- But you can't benefit from philosophy. It has a purpose in itself.
- What? What the fuck does that even mean?
- Well, it can be understood as...
- No, i asked what does it mean?
- Well, according to Plato...
- Im not interested in Plato. I want to hear what you have to say!
- Well, i base my opinion on previous...
- I'm not interested in hearing the history of ideas! I don't have time for that! I want to live! Tell me what it means!
- What it means?
- Uggggghhh!!!

So, other than above stated, there is one more reason for you to become a tweetosopher. Simply put, Twitter is where all the philosophical action is. Facebook is more of a place for friends, family and silly Youtube cat videos. LinkedIn is a place for your professional connections and where you pretend to be serious, academic and stuffy. Which leaves you with Twitter as place where you can relax, meet new people from around the world and philosophize in any way you like. So, if you have your Home - Facebook, you have your Work - LinkedIn, then you have your Going Out - Twitter! Twitter is the new Agora for philosophers! Only this time nobody will make us drink poison...i hope!

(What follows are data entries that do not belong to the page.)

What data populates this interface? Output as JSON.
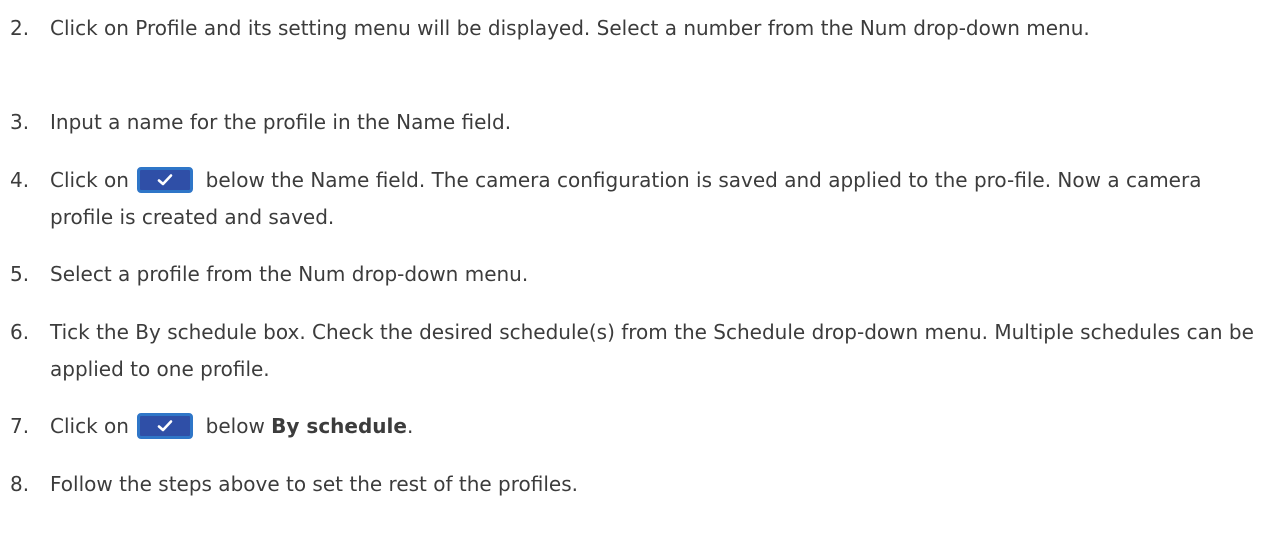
{
  "steps": [
    {
      "num": "2.",
      "text": "Click on Profile and its setting menu will be displayed. Select a number from the Num drop-down menu."
    },
    {
      "num": "3.",
      "text": "Input a name for the profile in the Name field."
    },
    {
      "num": "4.",
      "text_before": "Click on",
      "text_after": "below the Name field. The camera configuration is saved and applied to the pro-file. Now a camera profile is created and saved."
    },
    {
      "num": "5.",
      "text": "Select a profile from the Num drop-down menu."
    },
    {
      "num": "6.",
      "text": "Tick the By schedule box. Check the desired schedule(s) from the Schedule drop-down menu. Multiple schedules can be applied to one profile."
    },
    {
      "num": "7.",
      "text_before": "Click on",
      "text_middle": "below",
      "text_bold": "By schedule",
      "text_after": "."
    },
    {
      "num": "8.",
      "text": "Follow the steps above to set the rest of the profiles."
    }
  ],
  "icons": {
    "confirm_button": "checkmark-icon",
    "button_fill": "#2f4fa7",
    "button_border": "#2f76c8",
    "check_color": "#ffffff"
  }
}
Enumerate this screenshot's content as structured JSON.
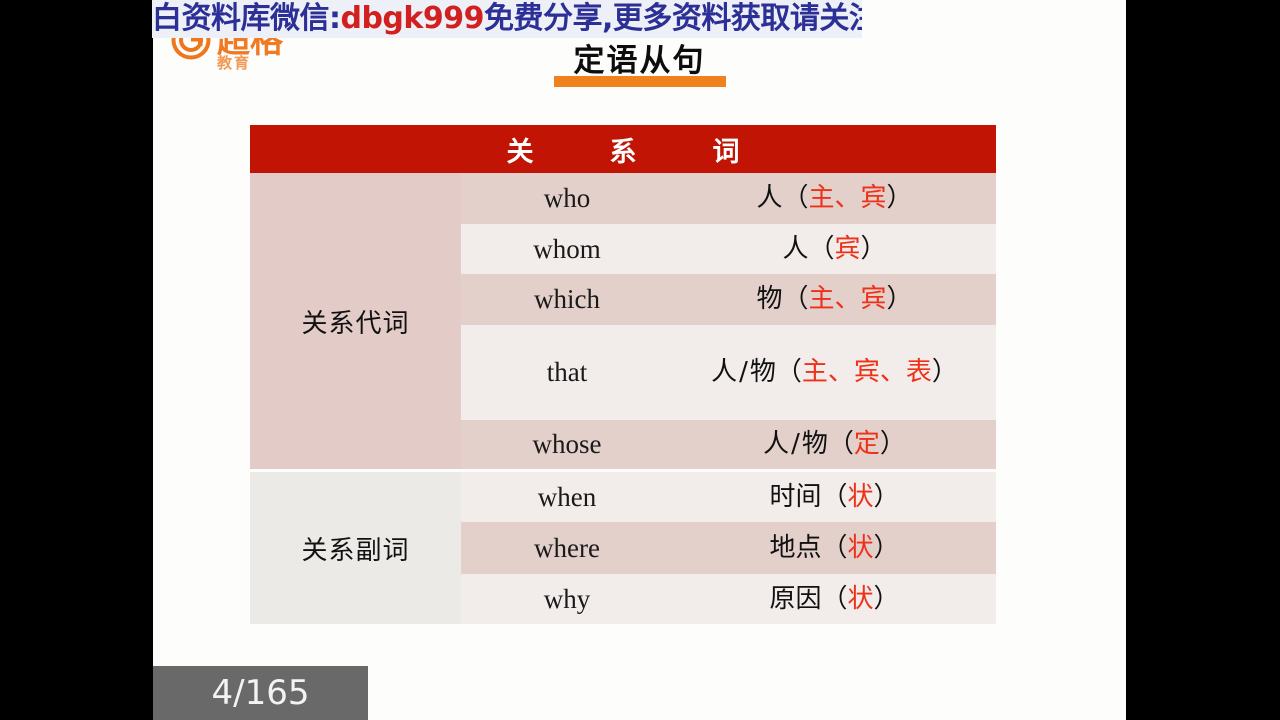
{
  "slide": {
    "title": "定语从句",
    "page_indicator": "4/165",
    "accent_orange": "#f0821e",
    "header_red": "#c21404",
    "highlight_red": "#ee3119",
    "page_box_gray": "#696969"
  },
  "brand": {
    "mark": "g-circle-icon",
    "word": "超格",
    "sub": "教育"
  },
  "watermark": {
    "part1": "大白资料库微信:",
    "code": "dbgk999",
    "part2": "免费分享,更多资料获取请关注!"
  },
  "table": {
    "header": "关系词",
    "groups": [
      {
        "label": "关系代词",
        "rows": [
          {
            "word": "who",
            "noun": "人",
            "sep": "",
            "paren_open": "（",
            "tags": "主、宾",
            "paren_close": "）",
            "tags2": ""
          },
          {
            "word": "whom",
            "noun": "人",
            "sep": "",
            "paren_open": "（",
            "tags": "宾",
            "paren_close": "）",
            "tags2": ""
          },
          {
            "word": "which",
            "noun": "物",
            "sep": "",
            "paren_open": "（",
            "tags": "主、宾",
            "paren_close": "）",
            "tags2": ""
          },
          {
            "word": "that",
            "noun": "人",
            "sep": "/",
            "noun2": "物",
            "paren_open": "（",
            "tags": "主、宾、",
            "tags2": "表",
            "paren_close": "）"
          },
          {
            "word": "whose",
            "noun": "人",
            "sep": "/",
            "noun2": "物",
            "paren_open": "（",
            "tags": "定",
            "paren_close": "）",
            "tags2": ""
          }
        ]
      },
      {
        "label": "关系副词",
        "rows": [
          {
            "word": "when",
            "noun": "时间",
            "sep": "",
            "paren_open": "（",
            "tags": "状",
            "paren_close": "）",
            "tags2": ""
          },
          {
            "word": "where",
            "noun": "地点",
            "sep": "",
            "paren_open": "（",
            "tags": "状",
            "paren_close": "）",
            "tags2": ""
          },
          {
            "word": "why",
            "noun": "原因",
            "sep": "",
            "paren_open": "（",
            "tags": "状",
            "paren_close": "）",
            "tags2": ""
          }
        ]
      }
    ]
  }
}
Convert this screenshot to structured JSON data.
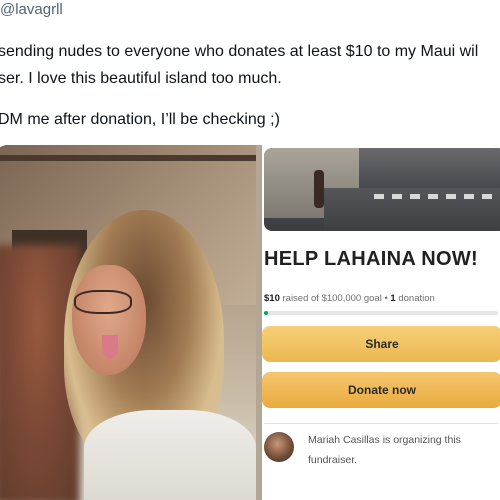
{
  "tweet": {
    "handle": "@lavagrll",
    "lines": [
      "sending nudes to everyone who donates at least $10 to my Maui wil",
      "ser. I love this beautiful island too much.",
      "DM me after donation, I’ll be checking ;)"
    ]
  },
  "fundraiser": {
    "title": "HELP LAHAINA NOW!",
    "raised_amount": "$10",
    "raised_text": " raised of $100,000 goal • ",
    "donations_count": "1",
    "donations_label": " donation",
    "progress_fraction": 0.0001,
    "share_label": "Share",
    "donate_label": "Donate now",
    "organizer_text": "Mariah Casillas is organizing this fundraiser.",
    "colors": {
      "share_button": "#ecb851",
      "donate_button": "#e9ab3f",
      "progress": "#02a95c"
    }
  }
}
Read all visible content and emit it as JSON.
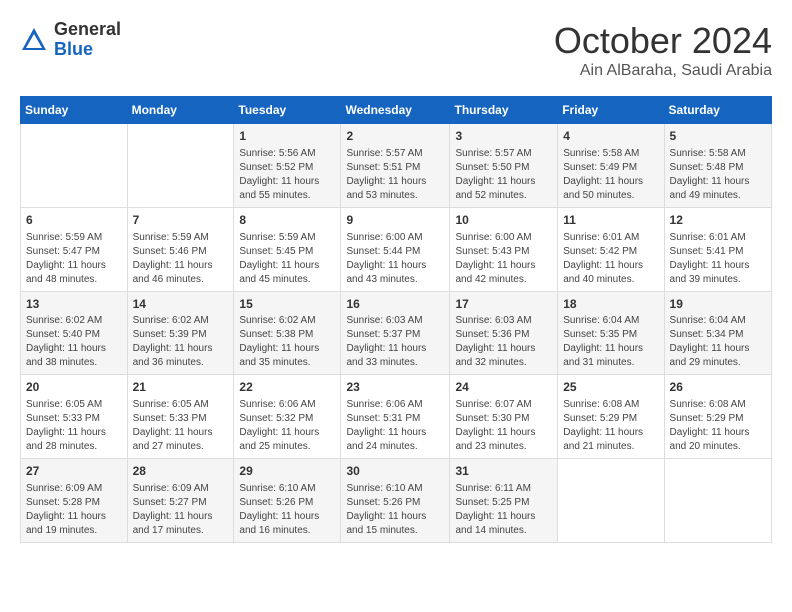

Zoran Kojcic

3 komentara:

  1. I've always found it very hard to get used to Twitter. Perhaps because I view it as sort of a weird, minimalistically limited, retarded younger brother of Facebook. [And even weirder I find when people still somehow prefer using Blogspot over Tumblr. :P ] But the Internet is all together a weird, happy place and it's only good (and frankly freakin' amazing) that there are so many endless opportunities for creatively expressing ourselves online - about a perfect one for each of us 7 billion.
    You might've made me shift my views over Twitter ever so slightly with this masterfully executed ode to it I've just enjoyed reading ;) , but I remain very reluctant nevertheless... Maybe it's that I'm following all the wrong people. Or maybe I am getting too old and hipsterishly nostalgic to be able to adopt to the new stuff (ie I still use a discman rather than mp3 player and so forth).

  2. Tweeter's still bullshit. restricting oneself into concise statements, requests asserted knowledge that don't overlap and cannot be derived from anything but itself.
    i.e. in the dialogue, where you ask a person you're talking to, what does he mean when he says that you cannot benefit from philosophy, the response you are not eager to hear should be that the philosophy is an art of transcribing life, which as any art, cannot (or should not) be used as a tool.

    When a philosopher asks a question, he contemplates an answer, by using the knowledge of the person or the topic that is in debate. So, you already knew what he is going to say, but you needed a statement which implies something other than his words, or thoughts. You wanted something to use. To use instead of his words. You've automatically ended the argument by rejecting the notion of philosophy, the other guy had.
    Philosophy is, mind you, this is my opinion, rather an art, a system of thinking. You can enlarge it to any scale, translate it to any thing, but you cannot benefit from it.

  3. @ Ana, i didn't have chance to get to know Tumblr, but i might try it once i get some extra free time. Blogspot is simple and i like that. Also, i felt the same as you about Twitter at start but then i gave it a chance and im loving it right now.

    @ Dramatis, i was only trying to picture a usual philosophical discussion where everything is said BUT the answer to a question. There is no clear notion, there is only confusion and disorientation, unless the answer is concise, argument is clear and thoughts don't wander around. And yes, philosophy is a form of art, perhaps an art of searching for truth. If you find the truth, doesn't that mean that you benefit from it?